... and:

... Every crisis contains both danger and opportunity: the opportunity to move out from the danger. Today I believe we have to slow down our rate of production and consumption ... and to learn to understand and contemplate the natural world. We need to reconnect with our real surroundings. This is the opportunity for conversion. Yes, I see early signs of an economy that is less liquid, more human. But let us not lose our memory once all this is past, let us not file it away and go back to where we were. This is the time to take the decisive step, to move from using and misusing nature to contemplating it. We have lost the contemplative dimension; we have to get it back at this time. ...

... and:

... This is the moment to see the poor. Jesus says we will have the poor with us always, and it's true. They are a reality we cannot deny. But the poor are hidden, because poverty is bashful. In Rome recently, in the midst of the quarantine, a policeman said to a man: "You can't be on the street, go home." The response was: "I have no home. I live in the street." To discover such a large number of people who are on the margins ... And we don't see them, because poverty is bashful. They are there but we don't see them: they have become part of the landscape; they are things. ... To "see" the poor means to restore their humanity. They are not things, not garbage; they are people. ... This is the time to go to the underground. I'm thinking of Dostoyevsky's short novel, Notes from the Underground. The employees of that prison hospital had become so inured they treated their poor prisoners like things. And seeing the way they treated one who had just died, the one on the bed alongside tells them: "Enough! He too had a mother!" We need to tell ourselves this often: that poor person had a mother who raised him lovingly. Later in life we don't know what happened. But it helps to think of that love he once received through his mother's hope. ...

... and:

... What we are living now is a place of metanoia (conversion), and we have the chance to begin. So let's not let it slip from us, and let's move ahead.

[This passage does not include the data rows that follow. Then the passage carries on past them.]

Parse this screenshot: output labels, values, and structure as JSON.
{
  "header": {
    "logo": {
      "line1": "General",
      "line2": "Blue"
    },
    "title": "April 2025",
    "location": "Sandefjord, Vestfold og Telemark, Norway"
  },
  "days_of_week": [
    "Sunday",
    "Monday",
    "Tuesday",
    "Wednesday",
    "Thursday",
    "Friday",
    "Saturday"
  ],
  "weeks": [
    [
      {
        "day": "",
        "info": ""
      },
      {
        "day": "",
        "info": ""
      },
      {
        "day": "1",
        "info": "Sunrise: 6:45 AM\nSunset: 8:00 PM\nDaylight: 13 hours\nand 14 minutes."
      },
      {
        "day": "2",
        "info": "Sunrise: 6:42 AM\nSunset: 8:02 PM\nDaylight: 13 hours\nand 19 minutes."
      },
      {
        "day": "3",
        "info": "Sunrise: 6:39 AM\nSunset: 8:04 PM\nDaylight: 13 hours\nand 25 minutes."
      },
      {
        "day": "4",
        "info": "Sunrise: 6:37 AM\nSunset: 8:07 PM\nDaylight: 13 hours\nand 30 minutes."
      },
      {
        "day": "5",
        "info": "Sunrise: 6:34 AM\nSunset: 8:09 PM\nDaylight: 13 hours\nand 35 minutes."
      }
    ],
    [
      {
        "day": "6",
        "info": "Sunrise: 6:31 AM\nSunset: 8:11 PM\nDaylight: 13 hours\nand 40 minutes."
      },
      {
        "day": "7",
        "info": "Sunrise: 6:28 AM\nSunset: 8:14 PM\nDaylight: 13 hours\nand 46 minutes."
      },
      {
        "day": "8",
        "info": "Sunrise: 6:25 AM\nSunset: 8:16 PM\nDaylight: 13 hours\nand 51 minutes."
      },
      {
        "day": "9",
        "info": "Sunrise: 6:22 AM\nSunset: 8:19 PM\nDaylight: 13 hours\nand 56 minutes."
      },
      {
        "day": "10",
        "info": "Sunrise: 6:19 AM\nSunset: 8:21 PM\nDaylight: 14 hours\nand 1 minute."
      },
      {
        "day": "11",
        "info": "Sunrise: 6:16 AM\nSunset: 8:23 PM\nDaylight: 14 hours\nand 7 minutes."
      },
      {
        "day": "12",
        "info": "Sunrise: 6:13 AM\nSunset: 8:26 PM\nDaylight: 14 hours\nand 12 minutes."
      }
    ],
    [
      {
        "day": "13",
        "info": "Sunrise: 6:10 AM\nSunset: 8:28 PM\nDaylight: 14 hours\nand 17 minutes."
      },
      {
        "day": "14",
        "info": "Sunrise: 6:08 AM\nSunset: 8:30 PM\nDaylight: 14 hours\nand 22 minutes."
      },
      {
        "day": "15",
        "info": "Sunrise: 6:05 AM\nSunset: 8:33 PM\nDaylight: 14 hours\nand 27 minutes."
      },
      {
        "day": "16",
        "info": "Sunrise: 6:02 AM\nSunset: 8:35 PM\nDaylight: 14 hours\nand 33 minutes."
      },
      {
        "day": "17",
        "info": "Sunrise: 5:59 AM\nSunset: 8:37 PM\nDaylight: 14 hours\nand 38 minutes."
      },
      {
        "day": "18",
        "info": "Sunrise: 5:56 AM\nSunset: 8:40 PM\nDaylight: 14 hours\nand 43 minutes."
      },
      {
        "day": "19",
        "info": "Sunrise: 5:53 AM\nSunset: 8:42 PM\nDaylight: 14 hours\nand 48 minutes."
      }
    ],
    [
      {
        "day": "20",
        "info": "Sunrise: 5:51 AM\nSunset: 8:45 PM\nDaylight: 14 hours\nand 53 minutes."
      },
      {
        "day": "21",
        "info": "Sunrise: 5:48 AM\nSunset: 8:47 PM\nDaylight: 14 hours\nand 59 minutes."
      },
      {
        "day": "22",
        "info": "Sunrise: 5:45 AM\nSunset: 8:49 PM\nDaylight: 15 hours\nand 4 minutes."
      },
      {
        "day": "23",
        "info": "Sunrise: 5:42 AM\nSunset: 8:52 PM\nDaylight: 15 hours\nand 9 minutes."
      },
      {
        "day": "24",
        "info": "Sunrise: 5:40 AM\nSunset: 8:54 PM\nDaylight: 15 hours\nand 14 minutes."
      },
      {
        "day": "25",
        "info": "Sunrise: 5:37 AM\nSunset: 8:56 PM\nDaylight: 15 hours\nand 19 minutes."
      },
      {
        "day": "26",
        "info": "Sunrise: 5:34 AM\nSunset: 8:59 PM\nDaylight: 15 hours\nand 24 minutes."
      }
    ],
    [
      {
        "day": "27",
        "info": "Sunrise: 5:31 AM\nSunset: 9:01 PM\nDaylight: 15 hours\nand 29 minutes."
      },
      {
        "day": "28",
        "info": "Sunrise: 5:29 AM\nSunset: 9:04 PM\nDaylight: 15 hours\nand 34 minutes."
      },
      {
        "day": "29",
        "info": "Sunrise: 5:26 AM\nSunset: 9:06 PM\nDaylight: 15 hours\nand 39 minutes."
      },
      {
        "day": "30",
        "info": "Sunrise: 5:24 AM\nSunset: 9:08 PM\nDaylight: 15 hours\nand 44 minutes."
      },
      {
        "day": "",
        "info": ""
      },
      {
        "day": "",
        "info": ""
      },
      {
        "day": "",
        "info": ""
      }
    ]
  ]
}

(found via the essay by Steven Paulikas cited in Emptiness Blessings (2020-07-20), ...) - ^z - 2020-08-07